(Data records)
---+---

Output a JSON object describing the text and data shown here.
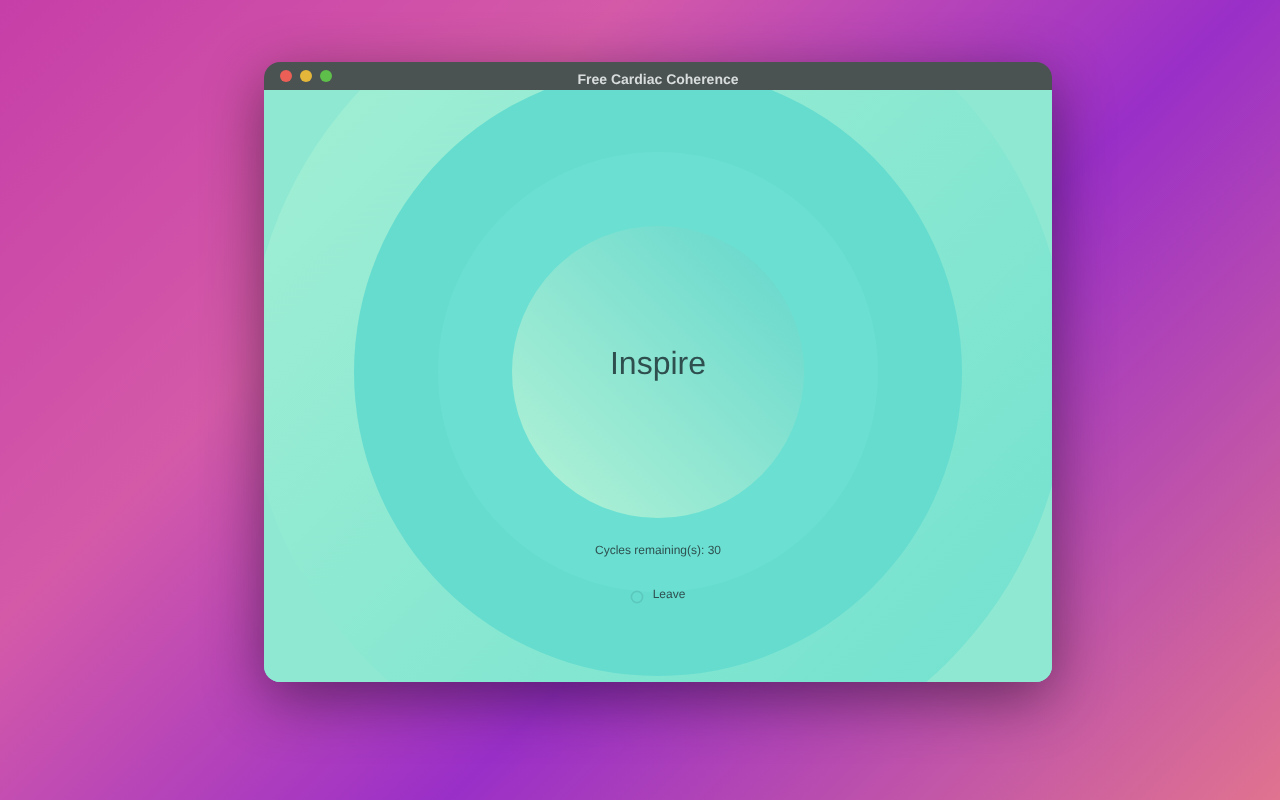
{
  "window": {
    "title": "Free Cardiac Coherence"
  },
  "breath": {
    "label": "Inspire"
  },
  "cycles": {
    "text": "Cycles remaining(s): 30"
  },
  "leave_button": {
    "label": "Leave"
  }
}
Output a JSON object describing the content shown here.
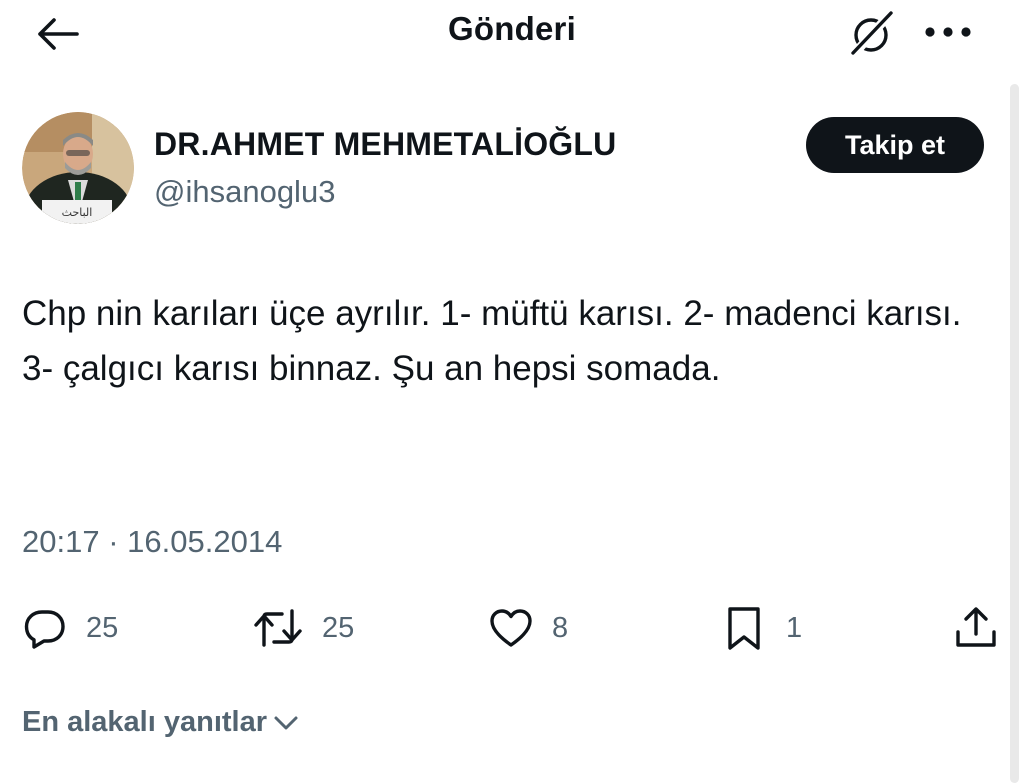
{
  "header": {
    "title": "Gönderi",
    "back_icon": "arrow-left-icon",
    "grok_icon": "grok-icon",
    "more_icon": "more-horizontal-icon"
  },
  "author": {
    "name": "DR.AHMET MEHMETALİOĞLU",
    "handle": "@ihsanoglu3",
    "follow_label": "Takip et",
    "avatar_plate_text": "الباحث"
  },
  "post": {
    "text": "Chp nin karıları üçe ayrılır. 1- müftü karısı. 2- madenci karısı. 3- çalgıcı karısı binnaz. Şu an hepsi somada.",
    "time": "20:17",
    "separator": "·",
    "date": "16.05.2014"
  },
  "actions": {
    "reply": {
      "icon": "reply-icon",
      "count": "25"
    },
    "repost": {
      "icon": "repost-icon",
      "count": "25"
    },
    "like": {
      "icon": "heart-icon",
      "count": "8"
    },
    "bookmark": {
      "icon": "bookmark-icon",
      "count": "1"
    },
    "share": {
      "icon": "share-icon"
    }
  },
  "replies": {
    "sort_label": "En alakalı yanıtlar",
    "sort_icon": "chevron-down-icon"
  },
  "colors": {
    "text_primary": "#0f1419",
    "text_secondary": "#536471",
    "follow_button_bg": "#0f1419",
    "follow_button_text": "#ffffff",
    "background": "#ffffff"
  }
}
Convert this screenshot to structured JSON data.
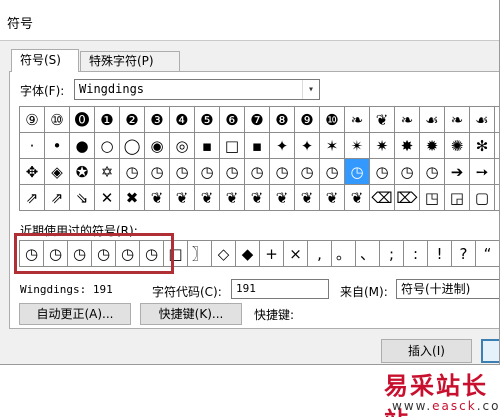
{
  "window": {
    "title": "符号"
  },
  "tabs": [
    {
      "label": "符号(S)",
      "active": true
    },
    {
      "label": "特殊字符(P)",
      "active": false
    }
  ],
  "font": {
    "label": "字体(F):",
    "value": "Wingdings"
  },
  "grid": {
    "selected": {
      "row": 2,
      "col": 13
    },
    "rows": [
      [
        "⑨",
        "⑩",
        "⓿",
        "❶",
        "❷",
        "❸",
        "❹",
        "❺",
        "❻",
        "❼",
        "❽",
        "❾",
        "❿",
        "❧",
        "❦",
        "❧",
        "☙",
        "❧",
        "☙",
        "❧"
      ],
      [
        "·",
        "•",
        "●",
        "○",
        "◯",
        "◉",
        "◎",
        "▪",
        "□",
        "▪",
        "✦",
        "✦",
        "✶",
        "✴",
        "✷",
        "✸",
        "✹",
        "✺",
        "✻",
        "❋"
      ],
      [
        "✥",
        "◈",
        "✪",
        "✡",
        "◷",
        "◷",
        "◷",
        "◷",
        "◷",
        "◷",
        "◷",
        "◷",
        "◷",
        "◷",
        "◷",
        "◷",
        "◷",
        "➔",
        "➙",
        "➘"
      ],
      [
        "⇗",
        "⇗",
        "⇘",
        "✕",
        "✖",
        "❦",
        "❦",
        "❦",
        "❦",
        "❦",
        "❦",
        "❦",
        "❦",
        "❦",
        "⌫",
        "⌦",
        "◳",
        "◲",
        "▢",
        "◰"
      ]
    ]
  },
  "recent": {
    "label": "近期使用过的符号(R):",
    "items": [
      "◷",
      "◷",
      "◷",
      "◷",
      "◷",
      "◷",
      "□",
      "〗",
      "◇",
      "◆",
      "+",
      "×",
      ",",
      "。",
      "、",
      ";",
      ":",
      "!",
      "?",
      "“"
    ]
  },
  "info": {
    "font_code": "Wingdings: 191",
    "char_code_label": "字符代码(C):",
    "char_code_value": "191",
    "from_label": "来自(M):",
    "from_value": "符号(十进制)"
  },
  "buttons": {
    "autocorrect": "自动更正(A)...",
    "shortcut": "快捷键(K)...",
    "shortcut_label": "快捷键:",
    "insert": "插入(I)"
  },
  "watermark": {
    "brand": "易采站长站",
    "url_pre": "www.",
    "url_mid": "easck",
    "url_post": ".com"
  }
}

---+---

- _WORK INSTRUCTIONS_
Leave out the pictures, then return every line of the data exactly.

- _RESPONSE_
Output a JSON object describing the text and data shown here.
{
  "window": {
    "title": "Free Cardiac Coherence"
  },
  "breath": {
    "label": "Inspire"
  },
  "cycles": {
    "text": "Cycles remaining(s): 30"
  },
  "leave_button": {
    "label": "Leave"
  }
}
Output a JSON object describing the content shown here.
{
  "header": {
    "title": "Gönderi",
    "back_icon": "arrow-left-icon",
    "grok_icon": "grok-icon",
    "more_icon": "more-horizontal-icon"
  },
  "author": {
    "name": "DR.AHMET MEHMETALİOĞLU",
    "handle": "@ihsanoglu3",
    "follow_label": "Takip et",
    "avatar_plate_text": "الباحث"
  },
  "post": {
    "text": "Chp nin karıları üçe ayrılır. 1- müftü karısı. 2- madenci karısı. 3- çalgıcı karısı binnaz. Şu an hepsi somada.",
    "time": "20:17",
    "separator": "·",
    "date": "16.05.2014"
  },
  "actions": {
    "reply": {
      "icon": "reply-icon",
      "count": "25"
    },
    "repost": {
      "icon": "repost-icon",
      "count": "25"
    },
    "like": {
      "icon": "heart-icon",
      "count": "8"
    },
    "bookmark": {
      "icon": "bookmark-icon",
      "count": "1"
    },
    "share": {
      "icon": "share-icon"
    }
  },
  "replies": {
    "sort_label": "En alakalı yanıtlar",
    "sort_icon": "chevron-down-icon"
  },
  "colors": {
    "text_primary": "#0f1419",
    "text_secondary": "#536471",
    "follow_button_bg": "#0f1419",
    "follow_button_text": "#ffffff",
    "background": "#ffffff"
  }
}
Convert this screenshot to structured JSON data.
{
  "window": {
    "title": "符号"
  },
  "tabs": [
    {
      "label": "符号(S)",
      "active": true
    },
    {
      "label": "特殊字符(P)",
      "active": false
    }
  ],
  "font": {
    "label": "字体(F):",
    "value": "Wingdings"
  },
  "grid": {
    "selected": {
      "row": 2,
      "col": 13
    },
    "rows": [
      [
        "⑨",
        "⑩",
        "⓿",
        "❶",
        "❷",
        "❸",
        "❹",
        "❺",
        "❻",
        "❼",
        "❽",
        "❾",
        "❿",
        "❧",
        "❦",
        "❧",
        "☙",
        "❧",
        "☙",
        "❧"
      ],
      [
        "·",
        "•",
        "●",
        "○",
        "◯",
        "◉",
        "◎",
        "▪",
        "□",
        "▪",
        "✦",
        "✦",
        "✶",
        "✴",
        "✷",
        "✸",
        "✹",
        "✺",
        "✻",
        "❋"
      ],
      [
        "✥",
        "◈",
        "✪",
        "✡",
        "◷",
        "◷",
        "◷",
        "◷",
        "◷",
        "◷",
        "◷",
        "◷",
        "◷",
        "◷",
        "◷",
        "◷",
        "◷",
        "➔",
        "➙",
        "➘"
      ],
      [
        "⇗",
        "⇗",
        "⇘",
        "✕",
        "✖",
        "❦",
        "❦",
        "❦",
        "❦",
        "❦",
        "❦",
        "❦",
        "❦",
        "❦",
        "⌫",
        "⌦",
        "◳",
        "◲",
        "▢",
        "◰"
      ]
    ]
  },
  "recent": {
    "label": "近期使用过的符号(R):",
    "items": [
      "◷",
      "◷",
      "◷",
      "◷",
      "◷",
      "◷",
      "□",
      "〗",
      "◇",
      "◆",
      "+",
      "×",
      ",",
      "。",
      "、",
      ";",
      ":",
      "!",
      "?",
      "“"
    ]
  },
  "info": {
    "font_code": "Wingdings: 191",
    "char_code_label": "字符代码(C):",
    "char_code_value": "191",
    "from_label": "来自(M):",
    "from_value": "符号(十进制)"
  },
  "buttons": {
    "autocorrect": "自动更正(A)...",
    "shortcut": "快捷键(K)...",
    "shortcut_label": "快捷键:",
    "insert": "插入(I)"
  },
  "watermark": {
    "brand": "易采站长站",
    "url_pre": "www.",
    "url_mid": "easck",
    "url_post": ".com"
  }
}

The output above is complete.